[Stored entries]

*** Block opens ***

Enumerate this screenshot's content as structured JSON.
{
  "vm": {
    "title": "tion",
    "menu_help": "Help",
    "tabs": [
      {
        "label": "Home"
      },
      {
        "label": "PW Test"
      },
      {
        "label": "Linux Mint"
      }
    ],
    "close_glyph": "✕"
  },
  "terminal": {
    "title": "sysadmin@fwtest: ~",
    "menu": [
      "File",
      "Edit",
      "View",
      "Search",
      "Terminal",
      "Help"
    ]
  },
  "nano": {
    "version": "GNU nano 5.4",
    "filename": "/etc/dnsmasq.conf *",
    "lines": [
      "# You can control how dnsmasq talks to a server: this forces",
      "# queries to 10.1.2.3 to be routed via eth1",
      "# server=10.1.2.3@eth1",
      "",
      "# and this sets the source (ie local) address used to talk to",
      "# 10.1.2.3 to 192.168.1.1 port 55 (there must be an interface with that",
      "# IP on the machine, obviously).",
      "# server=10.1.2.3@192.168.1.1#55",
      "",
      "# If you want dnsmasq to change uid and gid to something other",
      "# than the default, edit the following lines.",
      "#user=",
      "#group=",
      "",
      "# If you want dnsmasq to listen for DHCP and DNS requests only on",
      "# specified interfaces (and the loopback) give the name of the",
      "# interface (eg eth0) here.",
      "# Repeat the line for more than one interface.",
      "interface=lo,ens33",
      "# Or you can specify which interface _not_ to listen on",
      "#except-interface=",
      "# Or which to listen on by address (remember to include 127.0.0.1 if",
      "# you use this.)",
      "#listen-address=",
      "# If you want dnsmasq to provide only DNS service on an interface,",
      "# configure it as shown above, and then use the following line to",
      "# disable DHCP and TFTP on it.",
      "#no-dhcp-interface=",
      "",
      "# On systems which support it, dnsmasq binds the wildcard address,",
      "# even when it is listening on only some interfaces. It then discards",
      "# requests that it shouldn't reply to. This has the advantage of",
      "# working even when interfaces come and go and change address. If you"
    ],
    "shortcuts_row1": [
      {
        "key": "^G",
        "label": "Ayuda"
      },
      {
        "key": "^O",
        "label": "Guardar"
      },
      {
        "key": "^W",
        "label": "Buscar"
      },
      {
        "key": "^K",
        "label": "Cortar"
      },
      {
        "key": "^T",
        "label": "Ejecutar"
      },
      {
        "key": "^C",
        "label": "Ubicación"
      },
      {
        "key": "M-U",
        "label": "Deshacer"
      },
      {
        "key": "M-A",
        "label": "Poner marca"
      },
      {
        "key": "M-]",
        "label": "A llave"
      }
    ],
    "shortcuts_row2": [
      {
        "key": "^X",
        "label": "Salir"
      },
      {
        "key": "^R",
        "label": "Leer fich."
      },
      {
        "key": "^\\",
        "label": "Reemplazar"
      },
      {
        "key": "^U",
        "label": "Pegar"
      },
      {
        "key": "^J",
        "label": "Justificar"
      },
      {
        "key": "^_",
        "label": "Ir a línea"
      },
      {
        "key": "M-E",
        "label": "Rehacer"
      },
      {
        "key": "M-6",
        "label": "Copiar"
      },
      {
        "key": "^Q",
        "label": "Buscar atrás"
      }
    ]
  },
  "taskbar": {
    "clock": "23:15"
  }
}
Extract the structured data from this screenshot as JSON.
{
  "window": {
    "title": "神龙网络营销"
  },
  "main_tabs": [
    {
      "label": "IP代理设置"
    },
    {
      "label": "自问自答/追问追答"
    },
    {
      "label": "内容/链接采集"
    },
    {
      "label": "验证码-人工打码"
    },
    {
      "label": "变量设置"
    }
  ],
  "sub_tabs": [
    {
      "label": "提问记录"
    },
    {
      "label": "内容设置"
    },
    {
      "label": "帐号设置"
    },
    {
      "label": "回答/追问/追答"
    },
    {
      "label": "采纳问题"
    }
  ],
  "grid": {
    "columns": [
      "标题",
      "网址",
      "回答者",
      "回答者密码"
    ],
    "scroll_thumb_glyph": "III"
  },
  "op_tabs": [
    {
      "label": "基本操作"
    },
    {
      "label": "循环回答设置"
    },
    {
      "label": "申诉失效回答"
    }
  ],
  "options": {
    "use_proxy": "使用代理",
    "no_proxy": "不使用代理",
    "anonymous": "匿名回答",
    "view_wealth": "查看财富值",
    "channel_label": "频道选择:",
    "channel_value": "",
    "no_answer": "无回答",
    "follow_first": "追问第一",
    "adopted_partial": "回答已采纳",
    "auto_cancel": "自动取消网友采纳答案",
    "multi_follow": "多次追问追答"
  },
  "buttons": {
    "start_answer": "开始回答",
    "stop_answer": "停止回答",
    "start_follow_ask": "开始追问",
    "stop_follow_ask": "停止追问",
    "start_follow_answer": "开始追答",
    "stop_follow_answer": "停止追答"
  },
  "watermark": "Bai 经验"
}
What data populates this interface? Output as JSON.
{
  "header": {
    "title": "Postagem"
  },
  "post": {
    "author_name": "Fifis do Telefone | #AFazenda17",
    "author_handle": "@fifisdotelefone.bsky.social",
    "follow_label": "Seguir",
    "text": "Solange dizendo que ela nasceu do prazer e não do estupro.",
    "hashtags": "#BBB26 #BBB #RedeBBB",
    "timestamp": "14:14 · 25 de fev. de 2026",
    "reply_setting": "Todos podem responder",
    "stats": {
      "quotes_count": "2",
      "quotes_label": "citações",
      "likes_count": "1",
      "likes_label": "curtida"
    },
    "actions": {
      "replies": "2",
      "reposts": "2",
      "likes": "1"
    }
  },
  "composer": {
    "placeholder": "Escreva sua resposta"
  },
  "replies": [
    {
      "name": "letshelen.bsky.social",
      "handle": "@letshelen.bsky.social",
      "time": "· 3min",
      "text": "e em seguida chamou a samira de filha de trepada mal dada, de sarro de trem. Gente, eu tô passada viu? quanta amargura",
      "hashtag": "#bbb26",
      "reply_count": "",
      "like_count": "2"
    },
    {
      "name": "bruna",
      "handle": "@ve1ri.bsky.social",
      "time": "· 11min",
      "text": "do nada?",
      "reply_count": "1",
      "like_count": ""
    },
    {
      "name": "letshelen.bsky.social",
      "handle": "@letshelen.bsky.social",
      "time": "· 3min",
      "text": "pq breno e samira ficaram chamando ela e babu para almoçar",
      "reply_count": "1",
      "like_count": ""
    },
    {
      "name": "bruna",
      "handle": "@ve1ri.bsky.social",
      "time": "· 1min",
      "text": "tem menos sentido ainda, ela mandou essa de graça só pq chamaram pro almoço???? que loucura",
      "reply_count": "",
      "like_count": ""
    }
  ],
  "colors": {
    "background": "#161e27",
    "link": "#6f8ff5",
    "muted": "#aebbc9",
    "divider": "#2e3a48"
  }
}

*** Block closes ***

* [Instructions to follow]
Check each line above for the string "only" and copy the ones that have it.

* [Result of the exercise]
      "# If you want dnsmasq to listen for DHCP and DNS requests only on",
      "# If you want dnsmasq to provide only DNS service on an interface,",
      "# even when it is listening on only some interfaces. It then discards",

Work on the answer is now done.